START AVAILABLE DATA

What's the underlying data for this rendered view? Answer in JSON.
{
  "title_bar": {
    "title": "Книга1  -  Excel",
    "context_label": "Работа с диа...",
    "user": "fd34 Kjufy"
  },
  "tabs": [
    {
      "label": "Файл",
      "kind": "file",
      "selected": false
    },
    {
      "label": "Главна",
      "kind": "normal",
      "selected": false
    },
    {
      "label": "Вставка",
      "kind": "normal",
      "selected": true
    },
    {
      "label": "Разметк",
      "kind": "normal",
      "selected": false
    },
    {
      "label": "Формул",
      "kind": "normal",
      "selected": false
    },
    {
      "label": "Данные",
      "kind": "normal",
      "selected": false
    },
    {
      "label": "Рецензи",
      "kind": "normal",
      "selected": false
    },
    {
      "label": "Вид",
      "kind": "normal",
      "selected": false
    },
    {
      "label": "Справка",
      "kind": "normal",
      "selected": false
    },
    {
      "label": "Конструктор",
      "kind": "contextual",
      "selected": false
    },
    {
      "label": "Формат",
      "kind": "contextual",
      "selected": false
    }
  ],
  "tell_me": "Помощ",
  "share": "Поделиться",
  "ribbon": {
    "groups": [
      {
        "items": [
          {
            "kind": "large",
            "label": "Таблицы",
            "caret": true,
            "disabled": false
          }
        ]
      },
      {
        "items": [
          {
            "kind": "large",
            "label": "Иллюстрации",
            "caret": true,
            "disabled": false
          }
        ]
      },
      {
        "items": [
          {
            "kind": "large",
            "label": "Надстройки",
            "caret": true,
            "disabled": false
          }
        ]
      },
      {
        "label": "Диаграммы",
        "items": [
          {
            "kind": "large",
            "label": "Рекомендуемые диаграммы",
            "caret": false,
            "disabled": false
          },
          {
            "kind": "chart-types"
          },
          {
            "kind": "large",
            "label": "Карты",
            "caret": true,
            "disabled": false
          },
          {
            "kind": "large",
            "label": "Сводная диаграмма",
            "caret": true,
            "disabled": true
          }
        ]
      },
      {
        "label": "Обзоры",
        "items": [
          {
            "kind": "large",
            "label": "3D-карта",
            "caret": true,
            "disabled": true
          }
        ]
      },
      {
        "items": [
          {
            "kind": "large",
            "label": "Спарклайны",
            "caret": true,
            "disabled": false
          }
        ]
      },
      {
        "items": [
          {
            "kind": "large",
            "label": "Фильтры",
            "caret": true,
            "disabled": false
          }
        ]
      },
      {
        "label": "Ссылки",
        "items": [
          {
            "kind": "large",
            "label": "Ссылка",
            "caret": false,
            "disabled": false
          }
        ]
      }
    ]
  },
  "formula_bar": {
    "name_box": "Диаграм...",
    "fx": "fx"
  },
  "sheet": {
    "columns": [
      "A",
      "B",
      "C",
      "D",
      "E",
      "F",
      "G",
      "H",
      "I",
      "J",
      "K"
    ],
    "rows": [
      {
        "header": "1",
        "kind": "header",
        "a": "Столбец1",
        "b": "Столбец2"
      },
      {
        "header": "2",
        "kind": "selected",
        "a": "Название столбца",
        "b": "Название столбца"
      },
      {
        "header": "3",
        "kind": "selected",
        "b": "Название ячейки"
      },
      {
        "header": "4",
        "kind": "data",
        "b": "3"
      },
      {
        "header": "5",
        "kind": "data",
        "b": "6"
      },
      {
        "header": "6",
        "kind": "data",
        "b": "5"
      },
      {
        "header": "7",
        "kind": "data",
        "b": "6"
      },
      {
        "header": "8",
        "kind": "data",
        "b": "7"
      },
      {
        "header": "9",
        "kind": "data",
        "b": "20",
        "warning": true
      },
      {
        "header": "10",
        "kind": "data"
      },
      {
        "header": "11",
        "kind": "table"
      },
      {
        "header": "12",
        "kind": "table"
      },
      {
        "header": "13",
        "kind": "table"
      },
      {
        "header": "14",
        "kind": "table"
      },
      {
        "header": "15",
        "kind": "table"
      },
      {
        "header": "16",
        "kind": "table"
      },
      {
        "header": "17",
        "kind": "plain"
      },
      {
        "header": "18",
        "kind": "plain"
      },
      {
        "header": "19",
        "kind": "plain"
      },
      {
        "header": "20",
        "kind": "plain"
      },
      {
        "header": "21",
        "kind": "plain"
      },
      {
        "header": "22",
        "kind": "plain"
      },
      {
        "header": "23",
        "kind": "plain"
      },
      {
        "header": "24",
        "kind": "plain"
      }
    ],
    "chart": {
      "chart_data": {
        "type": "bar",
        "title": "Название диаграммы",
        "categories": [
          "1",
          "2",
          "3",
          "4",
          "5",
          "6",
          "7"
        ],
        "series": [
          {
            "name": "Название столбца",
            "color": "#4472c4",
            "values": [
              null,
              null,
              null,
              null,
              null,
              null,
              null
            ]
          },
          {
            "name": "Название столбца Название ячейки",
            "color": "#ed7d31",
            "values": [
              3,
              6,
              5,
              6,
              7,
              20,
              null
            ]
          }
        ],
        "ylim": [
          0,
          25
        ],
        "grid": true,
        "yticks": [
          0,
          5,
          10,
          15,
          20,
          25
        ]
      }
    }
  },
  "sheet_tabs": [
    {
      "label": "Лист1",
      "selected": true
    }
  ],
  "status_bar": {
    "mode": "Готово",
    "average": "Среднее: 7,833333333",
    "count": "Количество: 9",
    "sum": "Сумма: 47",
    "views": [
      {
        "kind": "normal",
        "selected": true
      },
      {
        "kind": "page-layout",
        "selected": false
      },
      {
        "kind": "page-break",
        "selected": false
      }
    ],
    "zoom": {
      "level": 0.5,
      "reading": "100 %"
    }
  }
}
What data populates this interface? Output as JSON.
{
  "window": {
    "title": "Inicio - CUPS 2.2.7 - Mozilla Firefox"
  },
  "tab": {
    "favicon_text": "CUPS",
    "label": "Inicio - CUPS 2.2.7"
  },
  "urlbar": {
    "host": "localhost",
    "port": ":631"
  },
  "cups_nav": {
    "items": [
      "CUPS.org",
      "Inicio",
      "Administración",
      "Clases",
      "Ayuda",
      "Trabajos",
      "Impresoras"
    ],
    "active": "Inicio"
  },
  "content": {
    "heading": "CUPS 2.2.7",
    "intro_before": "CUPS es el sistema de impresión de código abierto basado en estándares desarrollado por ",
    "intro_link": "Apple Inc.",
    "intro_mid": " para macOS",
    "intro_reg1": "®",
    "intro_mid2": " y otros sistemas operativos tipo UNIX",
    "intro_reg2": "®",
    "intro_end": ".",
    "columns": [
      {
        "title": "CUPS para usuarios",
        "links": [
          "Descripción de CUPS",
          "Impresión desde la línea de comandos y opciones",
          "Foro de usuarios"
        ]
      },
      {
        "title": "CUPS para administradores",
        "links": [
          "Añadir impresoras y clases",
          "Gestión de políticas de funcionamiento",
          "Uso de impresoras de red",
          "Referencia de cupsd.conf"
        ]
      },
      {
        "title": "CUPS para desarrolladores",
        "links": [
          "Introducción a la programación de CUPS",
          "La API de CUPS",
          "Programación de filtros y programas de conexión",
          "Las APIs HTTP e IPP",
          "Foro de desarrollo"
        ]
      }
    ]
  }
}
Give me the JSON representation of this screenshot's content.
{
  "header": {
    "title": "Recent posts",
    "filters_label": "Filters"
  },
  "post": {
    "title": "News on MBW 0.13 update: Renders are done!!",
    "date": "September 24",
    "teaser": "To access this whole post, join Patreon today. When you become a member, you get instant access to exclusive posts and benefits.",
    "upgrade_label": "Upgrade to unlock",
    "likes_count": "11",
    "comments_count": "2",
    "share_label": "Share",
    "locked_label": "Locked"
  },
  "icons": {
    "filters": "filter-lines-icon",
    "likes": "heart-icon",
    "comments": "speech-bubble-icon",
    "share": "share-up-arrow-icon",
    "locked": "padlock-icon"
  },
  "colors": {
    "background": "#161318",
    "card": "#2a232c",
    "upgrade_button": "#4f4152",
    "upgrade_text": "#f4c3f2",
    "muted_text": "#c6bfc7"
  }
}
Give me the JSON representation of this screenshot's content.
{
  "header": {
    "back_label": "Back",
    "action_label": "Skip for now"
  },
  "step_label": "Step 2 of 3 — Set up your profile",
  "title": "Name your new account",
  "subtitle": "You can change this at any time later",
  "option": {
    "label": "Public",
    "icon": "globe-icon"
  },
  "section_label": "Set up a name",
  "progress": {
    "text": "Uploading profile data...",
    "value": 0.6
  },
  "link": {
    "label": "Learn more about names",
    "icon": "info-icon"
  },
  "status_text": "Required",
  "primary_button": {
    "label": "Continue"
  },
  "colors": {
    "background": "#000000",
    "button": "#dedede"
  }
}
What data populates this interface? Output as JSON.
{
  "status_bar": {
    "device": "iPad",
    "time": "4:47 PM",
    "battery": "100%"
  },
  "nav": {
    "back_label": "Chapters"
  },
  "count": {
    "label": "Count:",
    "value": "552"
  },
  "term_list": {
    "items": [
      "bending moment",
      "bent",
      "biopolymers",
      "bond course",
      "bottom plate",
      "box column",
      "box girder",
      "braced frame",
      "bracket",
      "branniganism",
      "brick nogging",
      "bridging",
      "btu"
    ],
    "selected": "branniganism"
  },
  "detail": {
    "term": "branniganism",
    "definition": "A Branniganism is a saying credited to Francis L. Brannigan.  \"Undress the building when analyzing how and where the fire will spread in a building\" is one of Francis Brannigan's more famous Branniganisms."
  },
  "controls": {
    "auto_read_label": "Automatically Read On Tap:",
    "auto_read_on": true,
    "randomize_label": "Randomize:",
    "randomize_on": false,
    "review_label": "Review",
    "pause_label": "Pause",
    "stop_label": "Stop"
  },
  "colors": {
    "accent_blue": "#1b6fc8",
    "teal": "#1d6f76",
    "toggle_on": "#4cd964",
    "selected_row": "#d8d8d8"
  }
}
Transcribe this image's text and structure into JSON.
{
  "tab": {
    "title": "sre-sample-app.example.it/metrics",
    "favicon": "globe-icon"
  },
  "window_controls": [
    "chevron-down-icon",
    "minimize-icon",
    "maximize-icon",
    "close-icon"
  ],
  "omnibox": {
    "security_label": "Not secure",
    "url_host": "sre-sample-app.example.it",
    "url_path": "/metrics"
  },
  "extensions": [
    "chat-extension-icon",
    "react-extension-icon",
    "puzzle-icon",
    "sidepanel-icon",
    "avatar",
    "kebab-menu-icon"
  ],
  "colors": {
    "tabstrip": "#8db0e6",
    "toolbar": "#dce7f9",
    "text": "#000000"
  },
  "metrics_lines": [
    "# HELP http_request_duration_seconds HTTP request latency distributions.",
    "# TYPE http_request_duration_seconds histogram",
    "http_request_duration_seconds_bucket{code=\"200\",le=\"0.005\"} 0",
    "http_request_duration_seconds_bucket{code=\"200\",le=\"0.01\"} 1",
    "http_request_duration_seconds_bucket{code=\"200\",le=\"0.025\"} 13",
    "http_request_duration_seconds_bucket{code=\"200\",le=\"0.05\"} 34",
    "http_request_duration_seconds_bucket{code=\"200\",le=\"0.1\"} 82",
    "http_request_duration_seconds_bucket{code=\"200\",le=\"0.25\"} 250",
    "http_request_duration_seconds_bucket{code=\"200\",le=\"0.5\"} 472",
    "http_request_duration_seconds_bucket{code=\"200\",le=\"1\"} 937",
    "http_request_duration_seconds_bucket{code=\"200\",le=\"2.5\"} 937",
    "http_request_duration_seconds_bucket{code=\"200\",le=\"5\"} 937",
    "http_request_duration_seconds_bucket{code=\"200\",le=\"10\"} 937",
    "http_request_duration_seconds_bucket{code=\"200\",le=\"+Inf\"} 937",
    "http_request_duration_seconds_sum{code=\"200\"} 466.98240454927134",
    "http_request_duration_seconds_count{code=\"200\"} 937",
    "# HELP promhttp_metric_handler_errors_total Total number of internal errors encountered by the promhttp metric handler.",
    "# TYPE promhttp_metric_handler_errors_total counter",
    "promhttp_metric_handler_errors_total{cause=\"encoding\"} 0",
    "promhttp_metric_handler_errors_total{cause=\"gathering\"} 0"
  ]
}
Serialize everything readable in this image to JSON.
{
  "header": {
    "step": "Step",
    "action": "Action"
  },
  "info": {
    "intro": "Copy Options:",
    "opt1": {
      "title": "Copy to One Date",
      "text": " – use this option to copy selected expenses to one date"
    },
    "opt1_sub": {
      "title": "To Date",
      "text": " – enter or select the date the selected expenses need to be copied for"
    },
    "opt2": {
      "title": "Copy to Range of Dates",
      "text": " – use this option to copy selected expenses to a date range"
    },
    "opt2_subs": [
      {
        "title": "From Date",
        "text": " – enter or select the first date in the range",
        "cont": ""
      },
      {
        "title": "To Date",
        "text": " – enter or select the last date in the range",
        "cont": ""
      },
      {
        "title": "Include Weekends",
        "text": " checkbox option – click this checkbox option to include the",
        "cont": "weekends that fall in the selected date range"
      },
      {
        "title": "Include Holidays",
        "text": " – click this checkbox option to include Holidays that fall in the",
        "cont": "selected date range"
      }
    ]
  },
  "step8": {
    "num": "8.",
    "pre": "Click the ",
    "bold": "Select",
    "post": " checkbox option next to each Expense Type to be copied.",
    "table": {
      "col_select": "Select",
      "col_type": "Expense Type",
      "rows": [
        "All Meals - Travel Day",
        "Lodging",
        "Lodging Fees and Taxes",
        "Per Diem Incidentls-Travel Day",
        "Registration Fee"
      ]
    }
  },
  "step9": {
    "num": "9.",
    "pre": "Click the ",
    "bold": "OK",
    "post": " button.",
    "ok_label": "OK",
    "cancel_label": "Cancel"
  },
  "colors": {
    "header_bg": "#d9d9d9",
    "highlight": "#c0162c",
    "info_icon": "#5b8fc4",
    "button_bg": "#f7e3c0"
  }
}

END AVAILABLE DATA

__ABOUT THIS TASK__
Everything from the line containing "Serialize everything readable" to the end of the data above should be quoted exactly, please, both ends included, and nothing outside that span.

__ANSWER BELOW__
Serialize everything readable in this image to JSON.
{
  "header": {
    "step": "Step",
    "action": "Action"
  },
  "info": {
    "intro": "Copy Options:",
    "opt1": {
      "title": "Copy to One Date",
      "text": " – use this option to copy selected expenses to one date"
    },
    "opt1_sub": {
      "title": "To Date",
      "text": " – enter or select the date the selected expenses need to be copied for"
    },
    "opt2": {
      "title": "Copy to Range of Dates",
      "text": " – use this option to copy selected expenses to a date range"
    },
    "opt2_subs": [
      {
        "title": "From Date",
        "text": " – enter or select the first date in the range",
        "cont": ""
      },
      {
        "title": "To Date",
        "text": " – enter or select the last date in the range",
        "cont": ""
      },
      {
        "title": "Include Weekends",
        "text": " checkbox option – click this checkbox option to include the",
        "cont": "weekends that fall in the selected date range"
      },
      {
        "title": "Include Holidays",
        "text": " – click this checkbox option to include Holidays that fall in the",
        "cont": "selected date range"
      }
    ]
  },
  "step8": {
    "num": "8.",
    "pre": "Click the ",
    "bold": "Select",
    "post": " checkbox option next to each Expense Type to be copied.",
    "table": {
      "col_select": "Select",
      "col_type": "Expense Type",
      "rows": [
        "All Meals - Travel Day",
        "Lodging",
        "Lodging Fees and Taxes",
        "Per Diem Incidentls-Travel Day",
        "Registration Fee"
      ]
    }
  },
  "step9": {
    "num": "9.",
    "pre": "Click the ",
    "bold": "OK",
    "post": " button.",
    "ok_label": "OK",
    "cancel_label": "Cancel"
  },
  "colors": {
    "header_bg": "#d9d9d9",
    "highlight": "#c0162c",
    "info_icon": "#5b8fc4",
    "button_bg": "#f7e3c0"
  }
}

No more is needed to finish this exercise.